The Johns Hopkins School of Education has announced that the Rev. Dr. Frances "Toni" Murphy Draper, the CEO and publisher of the AFRO American Newspapers, will deliver the keynote address at this year's school graduation ceremony, Tuesday, May 23, at 7 p.m. on Homewood Field—almost 50 years to the day after receiving her master's degree from the School of Education.
A lifelong Baltimorean, Draper earned her Master of Science in education at Johns Hopkins in 1973, following in the footsteps of her mother, the late Frances L. Murphy, who earned the same degree. Draper also holds a bachelor's degree in Spanish language education from Morgan State University, advanced degrees in business administration (University of Baltimore) and pastoral counseling (Loyola College, now Loyola University Maryland), and a doctorate in ministry (United Theological Seminary). From 2002 until 2022, Draper was pastor of Freedom Temple AME Zion Church in South Baltimore.
"Johns Hopkins was instrumental in my career," says Draper, who applied her newly minted degree teaching in Baltimore City Public Schools. "My master's degree in education formalized and enriched what I was already was doing in the classroom and made me a complete teacher."
Through publishing, the pulpit, and the classroom, Draper has parlayed her skills into a position of leadership in the Baltimore community through a unique commitment to giving back and continuous education. She served as vice chair of the Morgan State University board of regents and is chair of the board of the AFRO American Newspapers. She also served on the boards of the United Way of Central Maryland, Loyola University Maryland, and the Y of Central Maryland, and was the vice chair of Baltimore's Literacy Foundation. She has been named among Maryland's Top 100 Women three times by the Daily Record and has been enshrined in their Circle of Excellence.
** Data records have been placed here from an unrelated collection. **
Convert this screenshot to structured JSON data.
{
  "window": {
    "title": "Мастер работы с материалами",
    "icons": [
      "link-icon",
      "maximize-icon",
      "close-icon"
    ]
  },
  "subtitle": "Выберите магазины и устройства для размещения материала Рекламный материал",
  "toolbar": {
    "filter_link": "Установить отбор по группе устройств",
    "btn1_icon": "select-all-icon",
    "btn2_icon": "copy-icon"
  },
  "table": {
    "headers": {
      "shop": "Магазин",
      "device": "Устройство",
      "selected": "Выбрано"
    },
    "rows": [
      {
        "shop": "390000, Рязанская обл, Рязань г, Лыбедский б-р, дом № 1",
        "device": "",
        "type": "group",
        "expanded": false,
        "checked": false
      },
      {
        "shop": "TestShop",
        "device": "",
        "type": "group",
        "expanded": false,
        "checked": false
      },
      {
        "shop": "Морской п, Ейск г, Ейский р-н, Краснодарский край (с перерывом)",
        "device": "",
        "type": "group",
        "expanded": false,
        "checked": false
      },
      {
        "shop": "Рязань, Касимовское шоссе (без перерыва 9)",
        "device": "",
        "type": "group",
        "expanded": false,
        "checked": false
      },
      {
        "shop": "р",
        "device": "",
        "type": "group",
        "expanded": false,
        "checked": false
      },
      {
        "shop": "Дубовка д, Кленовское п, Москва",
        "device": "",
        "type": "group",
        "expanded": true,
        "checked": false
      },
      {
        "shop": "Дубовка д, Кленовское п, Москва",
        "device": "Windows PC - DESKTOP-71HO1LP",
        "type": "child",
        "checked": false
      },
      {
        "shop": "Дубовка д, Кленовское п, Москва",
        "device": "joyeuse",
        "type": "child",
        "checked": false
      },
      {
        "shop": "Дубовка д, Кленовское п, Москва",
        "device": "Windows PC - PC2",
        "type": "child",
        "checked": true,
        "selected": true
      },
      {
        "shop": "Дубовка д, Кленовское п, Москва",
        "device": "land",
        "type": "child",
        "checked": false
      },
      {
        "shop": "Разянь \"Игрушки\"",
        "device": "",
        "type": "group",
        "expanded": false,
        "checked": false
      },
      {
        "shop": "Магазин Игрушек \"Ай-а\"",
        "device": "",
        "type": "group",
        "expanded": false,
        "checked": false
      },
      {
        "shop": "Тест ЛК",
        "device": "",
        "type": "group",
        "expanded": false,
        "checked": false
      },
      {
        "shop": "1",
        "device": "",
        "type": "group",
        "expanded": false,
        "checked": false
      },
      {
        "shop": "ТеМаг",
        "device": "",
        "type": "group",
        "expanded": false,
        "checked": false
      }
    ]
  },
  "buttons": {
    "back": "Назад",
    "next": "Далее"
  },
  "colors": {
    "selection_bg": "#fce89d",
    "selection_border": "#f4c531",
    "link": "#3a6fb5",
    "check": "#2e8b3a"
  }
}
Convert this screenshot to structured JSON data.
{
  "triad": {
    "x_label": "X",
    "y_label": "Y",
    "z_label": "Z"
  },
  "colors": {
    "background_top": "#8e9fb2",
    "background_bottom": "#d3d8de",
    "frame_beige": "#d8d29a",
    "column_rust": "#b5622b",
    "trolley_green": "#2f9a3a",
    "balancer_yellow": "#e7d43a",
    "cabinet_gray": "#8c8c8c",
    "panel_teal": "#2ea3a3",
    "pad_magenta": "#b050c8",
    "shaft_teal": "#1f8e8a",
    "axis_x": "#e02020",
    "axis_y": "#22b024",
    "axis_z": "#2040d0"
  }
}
The AFRO American Newspaper—better known as The AFRO—was founded by Draper's great-grandfather, John Henry Murphy, in 1892, when he bought the name and a printing press from a group of local pastors for $200. "They were better pastors than they were printers, but my great-grandfather turned it into a lasting institution," Draper says. The AFRO has been in Draper's family ever since.
The worlds of publishing, preaching, boardrooms, and classrooms are not so far removed from one another as would first appear, Draper says, and her seemingly eclectic background coalesces in a personality of uncommon force and community impact.
"These endeavors in business, church, and in publishing, and that of education are really based in the same skills. All are about teaching, yes, but also about motivating, about leading, about communicating and about inspiring others. Mostly, it's about caring," Draper says when asked to explain how all her diverse interests have shaped her life. "If you can lead a room of seventh and eighth graders, you can lead anywhere."
On that point—caring—Draper is most forceful. Above all, teachers must be role models and aware that the things they say are only half of an incredible power they possess to reach young people and shape complete human beings ready for the world.
In many ways, Draper says she is still learning the same lessons of 50 years ago. Every word and every action—everything one does—are seen and heard by someone desperate for examples of how to live a good and full life. Educators must never forget they are role models, she says.
"Kids need stability. They need educators who care," Draper says. "I'm just hoping to be an inspiration to the graduating class the way I hope they will be to their students. Follow your passions. Make the most of your skills and your time. And never forget: Character is important. I can't teach you something I'm not trying to live myself."